(I just put the wantons in a muffin tin, fill and bring tops together then bake)
Egg Drop Soup
At one time, I used to find working with rice paper and wanton wrappers a little intimidating. But one fun filled cooking class with my Trio friends and voila! I am a certified rice paper wrapping, wanton wrapper folding fiend. I make this kind of lunch as often as I can and sharing it with friends just makes it better!
Do you know what you can learn? ANYTHING YOU WANT!
Would you like to know the optimal time to learn it? ANYTIME YOU WANT!
I recently had the opportunity to speak at convocation for Portage College in Lac La Biche, Alberta. My father was being awarded a posthumous honorary parchment in University Studies for personifying lifelong learning (he was a student there at age 75) and tirelessly encouraging his (much younger) classmates to finish their education despite doubt, hardship and full on adversity. It wasn’t necessarily his intellect that inspired such an award; it was his curiosity and interaction with others.
He was not afraid to learn about domestic pursuits like cooking (that must be where I get it!) and laundry. In the 80’s, I can remember him bringing home a cookbook on stir-fry’s, intrigued that he could fix such exotic culinary fare in his own kitchen. Once he discovered a penchant for cooking dinner, my mother excitedly stepped away from the stove – permanently. The only down side was you had to like green peppers. He put them in everything!
And his laundry skills were legendary. He would brag that he could get the stains out of anything. His methods may have been dated – and potentially hazardous – but he did it. It was probably that Eagle Scout training. I just use Oxy-clean.
But above all the trivial pursuits, he attacked life with a gregarious and outgoing nature. He understood that learning happens not only through books but through curiosity and human connection.
Whether it’s hanging out with friends, traveling with our families, or just taking in the wonder of an ordinary day, growing and learning from these experiences is up to us.

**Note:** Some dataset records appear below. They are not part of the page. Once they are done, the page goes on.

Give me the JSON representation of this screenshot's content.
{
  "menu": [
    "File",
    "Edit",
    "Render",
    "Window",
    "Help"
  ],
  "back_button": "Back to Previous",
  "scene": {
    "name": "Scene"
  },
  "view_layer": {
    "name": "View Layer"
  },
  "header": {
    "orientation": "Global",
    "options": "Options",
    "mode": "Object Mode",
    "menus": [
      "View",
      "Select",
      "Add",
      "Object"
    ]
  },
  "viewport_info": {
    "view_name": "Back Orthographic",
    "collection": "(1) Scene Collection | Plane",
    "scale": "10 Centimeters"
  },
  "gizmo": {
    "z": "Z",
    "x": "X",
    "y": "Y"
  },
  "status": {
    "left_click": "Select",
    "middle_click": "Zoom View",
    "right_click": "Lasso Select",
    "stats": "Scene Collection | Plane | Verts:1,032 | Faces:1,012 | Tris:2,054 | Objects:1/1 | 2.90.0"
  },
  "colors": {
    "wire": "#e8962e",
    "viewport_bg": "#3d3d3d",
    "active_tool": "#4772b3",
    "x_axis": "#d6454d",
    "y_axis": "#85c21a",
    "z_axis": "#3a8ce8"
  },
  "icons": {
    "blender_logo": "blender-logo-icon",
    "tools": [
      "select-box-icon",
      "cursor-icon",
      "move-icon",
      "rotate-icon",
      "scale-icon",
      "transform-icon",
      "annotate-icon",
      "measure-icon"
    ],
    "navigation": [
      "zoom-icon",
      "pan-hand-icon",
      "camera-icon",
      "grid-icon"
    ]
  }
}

So don’t forget to look up from your texting and googling once in a while.
Your legacy is not encrypted in a digital code, the number of views you receive nor can it be summed up in a hashtag.

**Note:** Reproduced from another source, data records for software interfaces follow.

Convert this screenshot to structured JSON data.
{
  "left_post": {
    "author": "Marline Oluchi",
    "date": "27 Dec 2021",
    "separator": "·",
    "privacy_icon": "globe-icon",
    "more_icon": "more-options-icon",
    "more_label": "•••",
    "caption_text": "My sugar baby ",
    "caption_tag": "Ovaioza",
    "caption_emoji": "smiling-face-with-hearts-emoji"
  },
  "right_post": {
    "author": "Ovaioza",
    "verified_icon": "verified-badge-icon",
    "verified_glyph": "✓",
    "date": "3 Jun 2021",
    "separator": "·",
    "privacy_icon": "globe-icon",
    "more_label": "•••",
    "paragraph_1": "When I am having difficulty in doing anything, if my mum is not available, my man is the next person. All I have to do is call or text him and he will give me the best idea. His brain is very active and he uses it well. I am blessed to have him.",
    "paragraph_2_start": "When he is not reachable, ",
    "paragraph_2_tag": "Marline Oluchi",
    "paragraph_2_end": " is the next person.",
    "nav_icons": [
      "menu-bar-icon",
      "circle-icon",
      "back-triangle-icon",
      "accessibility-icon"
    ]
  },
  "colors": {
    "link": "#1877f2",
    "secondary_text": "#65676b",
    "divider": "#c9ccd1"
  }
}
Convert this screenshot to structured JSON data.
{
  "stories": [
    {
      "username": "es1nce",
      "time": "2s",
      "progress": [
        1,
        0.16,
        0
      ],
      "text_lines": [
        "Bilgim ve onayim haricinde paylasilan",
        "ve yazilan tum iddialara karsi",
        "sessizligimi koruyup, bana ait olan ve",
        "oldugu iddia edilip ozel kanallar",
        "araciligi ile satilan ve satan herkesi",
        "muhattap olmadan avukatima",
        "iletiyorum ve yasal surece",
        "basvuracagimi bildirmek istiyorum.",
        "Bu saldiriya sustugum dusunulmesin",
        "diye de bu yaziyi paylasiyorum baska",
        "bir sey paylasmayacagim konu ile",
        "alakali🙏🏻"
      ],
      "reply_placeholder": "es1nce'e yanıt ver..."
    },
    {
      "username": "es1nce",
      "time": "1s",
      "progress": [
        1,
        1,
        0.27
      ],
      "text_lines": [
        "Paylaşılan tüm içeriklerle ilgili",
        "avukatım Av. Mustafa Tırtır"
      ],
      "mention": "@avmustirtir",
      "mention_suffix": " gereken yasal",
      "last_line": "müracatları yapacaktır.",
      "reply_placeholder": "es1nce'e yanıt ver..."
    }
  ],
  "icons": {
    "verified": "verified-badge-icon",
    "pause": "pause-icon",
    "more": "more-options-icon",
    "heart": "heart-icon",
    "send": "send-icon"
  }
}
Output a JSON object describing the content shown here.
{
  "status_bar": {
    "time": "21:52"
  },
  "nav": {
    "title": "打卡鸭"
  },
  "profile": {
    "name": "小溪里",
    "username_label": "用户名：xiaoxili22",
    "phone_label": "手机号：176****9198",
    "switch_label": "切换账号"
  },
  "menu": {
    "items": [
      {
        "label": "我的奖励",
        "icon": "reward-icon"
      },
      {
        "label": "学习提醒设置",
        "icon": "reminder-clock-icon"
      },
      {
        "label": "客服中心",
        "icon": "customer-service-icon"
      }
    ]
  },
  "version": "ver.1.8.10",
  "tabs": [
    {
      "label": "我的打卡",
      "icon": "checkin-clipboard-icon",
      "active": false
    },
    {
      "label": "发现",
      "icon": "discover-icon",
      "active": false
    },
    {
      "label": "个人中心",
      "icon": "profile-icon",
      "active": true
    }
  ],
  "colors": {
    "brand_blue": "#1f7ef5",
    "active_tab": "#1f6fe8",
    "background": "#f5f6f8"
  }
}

Your legacy is what people will remember about the way you actually spoke to them, treated them, and loved them.
When you chose to know more, you do more.

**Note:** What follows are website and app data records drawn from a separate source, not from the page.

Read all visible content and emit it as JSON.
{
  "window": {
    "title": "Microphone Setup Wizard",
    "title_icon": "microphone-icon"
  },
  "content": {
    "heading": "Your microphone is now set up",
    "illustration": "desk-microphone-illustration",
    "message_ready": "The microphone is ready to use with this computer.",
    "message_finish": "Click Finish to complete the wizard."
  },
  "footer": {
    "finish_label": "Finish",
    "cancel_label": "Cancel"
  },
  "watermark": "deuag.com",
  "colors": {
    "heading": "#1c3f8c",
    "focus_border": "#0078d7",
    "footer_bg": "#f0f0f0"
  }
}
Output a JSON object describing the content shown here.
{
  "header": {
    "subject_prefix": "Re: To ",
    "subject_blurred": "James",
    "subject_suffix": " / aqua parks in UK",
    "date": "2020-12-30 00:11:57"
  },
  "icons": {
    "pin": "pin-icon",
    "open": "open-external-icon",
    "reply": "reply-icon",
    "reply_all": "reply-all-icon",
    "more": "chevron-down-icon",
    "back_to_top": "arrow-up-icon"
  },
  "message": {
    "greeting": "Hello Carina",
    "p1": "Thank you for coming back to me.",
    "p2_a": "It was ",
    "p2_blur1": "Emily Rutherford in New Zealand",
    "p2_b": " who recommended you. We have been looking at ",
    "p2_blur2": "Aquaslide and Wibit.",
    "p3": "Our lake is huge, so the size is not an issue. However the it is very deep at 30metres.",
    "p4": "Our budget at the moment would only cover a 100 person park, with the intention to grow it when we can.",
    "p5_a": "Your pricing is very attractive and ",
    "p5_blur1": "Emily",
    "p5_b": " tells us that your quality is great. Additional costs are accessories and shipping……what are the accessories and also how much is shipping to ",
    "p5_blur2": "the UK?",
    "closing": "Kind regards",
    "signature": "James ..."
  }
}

And as Maya Angelou once said, “When you know better, you do better.”
That applies to life…and working with rice paper.
Peace and Light,
The Busy Buddha